HARRISBURG – For the first time in three decades, Republicans in Pennsylvania are facing the redrawing of legislative and congressional districts without a friendly state Supreme Court majority to referee disputes, but perhaps not for long.
Legislation to amend the state constitution is advancing through the Republican-controlled Legislature that could cut short the current Democratic majority on the state Supreme Court. The high court’s 5-2 Democratic majority took over in 2016, succeeding a Republican majority in place since 2002.
Final approval of the constitutional change could land in front of voters on the May 2021 primary ballot for a statewide referendum – just as the politically charged work of redrawing district boundaries is cranking up.
It is a tight timeline, given the legal requirements of amending Pennsylvania’s constitution, but possible with concerted action.
“It would have to go ‘boom boom,’” said Rep. Russ Diamond, R-Lebanon, the measure’s chief sponsor.
How district lines are drawn could help shift the political balance in Congress and the Legislature for a decade, until after the next census.
The crux of the Republican-penned constitutional amendment is this: Instead of Supreme Court justices and appellate court judges running for 10-year terms on the bench in statewide elections, they would run for the seats in judicial districts where they live.
There is some precedent for that: Four states elect high court judges by district to a first term, according to information from the National Center for State Courts. But in most states where voters pick high court justices – 18 out of 22 – they are elected in statewide contests.
Democrats call judicial districts a scheme to gerrymander the courts, now that the Supreme Court has a Democratic majority that could prove durable well past 2030. Diamond and other supporters say it would create more geographic and ideological diversity on the court.
Even if the court isn’t realigned in time to affect next year’s redistricting process, Republicans might see value in the measure anyway in the hopes of shortening the life of the Supreme Court’s Democratic majority.
The Democratic majority gives them pause in challenging the administration of Gov. Tom Wolf, a Democrat, in state courts.

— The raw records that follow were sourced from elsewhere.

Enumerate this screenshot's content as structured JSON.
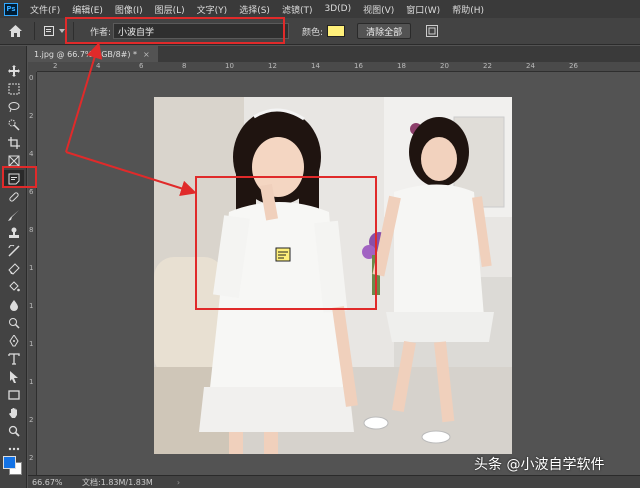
{
  "app": {
    "logo": "Ps"
  },
  "menu": [
    "文件(F)",
    "编辑(E)",
    "图像(I)",
    "图层(L)",
    "文字(Y)",
    "选择(S)",
    "滤镜(T)",
    "3D(D)",
    "视图(V)",
    "窗口(W)",
    "帮助(H)"
  ],
  "options": {
    "author_label": "作者:",
    "author_value": "小波自学",
    "color_label": "颜色:",
    "note_color": "#fff07a",
    "clear_all_label": "清除全部"
  },
  "document": {
    "tab_title": "1.jpg @ 66.7%(RGB/8#) *",
    "close_glyph": "×"
  },
  "ruler_h_labels": [
    "2",
    "4",
    "6",
    "8",
    "10",
    "12",
    "14",
    "16",
    "18",
    "20",
    "22",
    "24",
    "26"
  ],
  "ruler_v_labels": [
    "0",
    "2",
    "4",
    "6",
    "8",
    "1",
    "1",
    "1",
    "1",
    "2",
    "2"
  ],
  "toolbar": {
    "foreground_color": "#1473e6",
    "background_color": "#ffffff",
    "tools": [
      "move-tool",
      "marquee-tool",
      "lasso-tool",
      "quick-select-tool",
      "crop-tool",
      "frame-tool",
      "note-tool",
      "healing-tool",
      "brush-tool",
      "stamp-tool",
      "history-brush-tool",
      "eraser-tool",
      "paint-bucket-tool",
      "blur-tool",
      "dodge-tool",
      "pen-tool",
      "type-tool",
      "path-select-tool",
      "rectangle-tool",
      "hand-tool",
      "zoom-tool",
      "more-tools"
    ]
  },
  "status": {
    "zoom": "66.67%",
    "doc_size": "文档:1.83M/1.83M",
    "arrow": "›"
  },
  "watermark": "头条 @小波自学软件",
  "annotation_color": "#e02a2a"
}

The 2018 decision to redraw the congressional districts in a landmark gerrymandering case still causes Republicans heartburn. And Republicans worry about how the high court will rule on a major public school funding lawsuit that is expected to make its way there.
Currently, two Democrats on the seven-member high court will reach the mandatory retirement age of 75 in 2037. One gets there in 2035 and a fourth in 2027. Before that, they have to run in up-or-down retention races without an opponent that justices almost always win.
Of the five Democrats on the court, one is from Philadelphia and four are from the Pittsburgh area. Changing to judicial districts could shorten the career of more than one Democrat, or force them to move and run in newly drawn districts outside the Democratic bastions of metropolitan Philadelphia and Pittsburgh.
Amending Pennsylvania’s constitution requires the Legislature to pass the proposed change in two successive two-year legislative sessions before voters approve it in a statewide referendum.
The House took the first step last month, approving Diamond’s legislation by a narrow majority, 102-95. Every Democrat opposed it, as did four Republicans.
Despite the handful of defections, House Republicans largely fell in line: voting for it were some Republicans with districts near Philadelphia and Pittsburgh who could lose clout in the courts under a realignment, as did Republicans like House Majority Leader Bryan Cutler, R-Lancaster, who prefer switching to an appointed judiciary.
The measure now is in the Senate, where the Republican majority there ably passed a similar version of it in 2018.
Republicans must hang on to control of the Legislature in this November’s elections to pass it again in the legislative session that begins next year. Swift action could get it on the May 18, 2021, primary election ballot, although Diamond said the fall ballot is more likely.
Getting onto the ballot doesn’t require the approval of Wolf, who opposes judicial districts.
However, if voters approve the amendment, then lawmakers would be tasked with enacting the details of the transition, including drawing population-based district boundaries and dictating the timing of the transition to district elections.
Such legislation could be blocked by Wolf, whose term runs out in early 2023.
Diamond said he envisions involving both Wolf and the courts in writing the legislation, and ultimately making the transition to district elections when a justice’s 10-year term is up.
“We’re not just going to shove someone out of office because they live somewhere else right now,” Diamond said. “It has to be forward-looking.”
Three Democrats will see their terms expire in 2025 and one in 2027, while one must retire in 2022.
Senate Minority Leader Jay Costa, D-Allegheny, said the constitutional amendment process is perhaps too late to alter the courts during the coming redistricting. Still, Wolf offers Democrats some protection, he said.
“If we pass something in 2021,” Costa said, “we still have a Democratic governor in 2021.”